  3. Stocklone

    I loved using navigation gestures on my Blackberry Z10. You can zip around that phone so incredibly quickly with just your thumb. The ecosystem sucked compared to what Google was offering but BB had the better OS. BB10 even showed you a paste button as soon as you clicked on a text box after copying something. None of this long press to get the paste button when everybody knows I am obviously going to paste what I just copied. Of course reviewers cried that how can anybody know to swipe up from the bottom and declared the OS a failure.

  4. codekoenig
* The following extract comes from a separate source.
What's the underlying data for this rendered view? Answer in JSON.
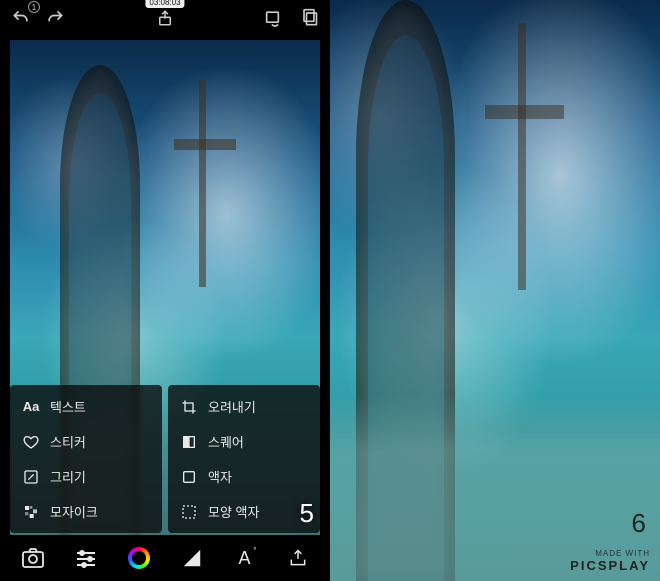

    I really don't think gestures like that are intuitive. Intuitive is when you see something you can interact with it. If there is a icon on a touch screen, you can tap it to make something happen. Natural gestures like swiping up and down on a screen to scroll are also intuitive. But gestures on a button aren't - you can't see they are there, there is no obvious connection between your gesture and what is actually happening - you have to learn about it. That is not intuitive.

    It works good for tech people like us who are used to learn the depths of a system to be more productive - but for the masses, not so much. The great success of the iPhone was it's simplicity and obvious explorability of it's UX … disconnected gestures on buttons undermine that.

  5. Pedro Vieira

    Google should force apps updated or new to Android P to use their own back button and get rid of the system-wide Back button. It never worked well, it's unpredictable and incoherent.

    Keep only the home button like iOS and make swiping/flicking to the left and right switch to other apps.

    That's it. Simple, intuitive and you get a cleaner UI, unlike this mess with one button on the left and no button to the right.

    • Daekar

      In reply to PeteMiles:

      Completely disagree. The lack of a standard universal back button is one of the things I hate about iOS. A UI that is constantly changing all the time is a bad idea because it denies the use of muscle memory or instinct.

    • jgraebner

      In reply to PeteMiles:

      I sure hope they don't do that. I find the presence of a predictable, system-wide back button to be one of the biggest advantages of Android over iOS from a UI perspective.

      I'd be fine if the button was replaced with a gesture, but I definitely don't want to go to the iOS system where every application does its own thing for navigating back.

  6. JacobTheDev

    I've heard a lot of mixed things about the gestures, but I've found them to be pretty decent myself, and you seem to be on my side ?

    I'd definitely like to see a tweak so that they overlay apps similar to the iPhone X instead of just taking up the same amount of space; without that extra vertical space the gestures are just there for the sake of being there, it doesn't make much sense.

  7. nerdile

    I'm not sure what "kerfuffle" is being referenced here. I suppose that's because I get my info from people like Paul who actually try out the features, and then write thoughtfully about them.

  8. dcdevito

    Paul, does swiping right mimic the current fast app switching?

  9. IamDefiler

    This goes to show how far ahead of the curve webOS was when it was released.

    • jdmp10

      In reply to IamDefiler:

      Yeah, webOS was definitely way ahead of its time and in many ways is still more intuitive to use than what we have currently on the iPhone X and this latest Android P DP2.

      When I first heard Matias Duarte (lead designer of webOS at Palm) was coming to Google as Android's head of design, I was so hopeful we would see him transform Android to mimic many of webOS' best UI attributes. If Apple hadn't gone the route it did with the UI changes for the iPhone X, who knows if Google would've even followed the same path in Android P.

  10. curtisspendlove

    I’ve always been if the opinion that “who made whom” arguments are always silly. If everyone wins, who cares.

    If it is anything like the iPhone X gestures, I’m glad for Android users. I’m at the point now where I get angry with other iOS devices that don’t support the new gestures. :)

  11. rameshthanikodi

    can anyone explain to me how swiping up on the home button is "easier" than just pressing the multitasking button?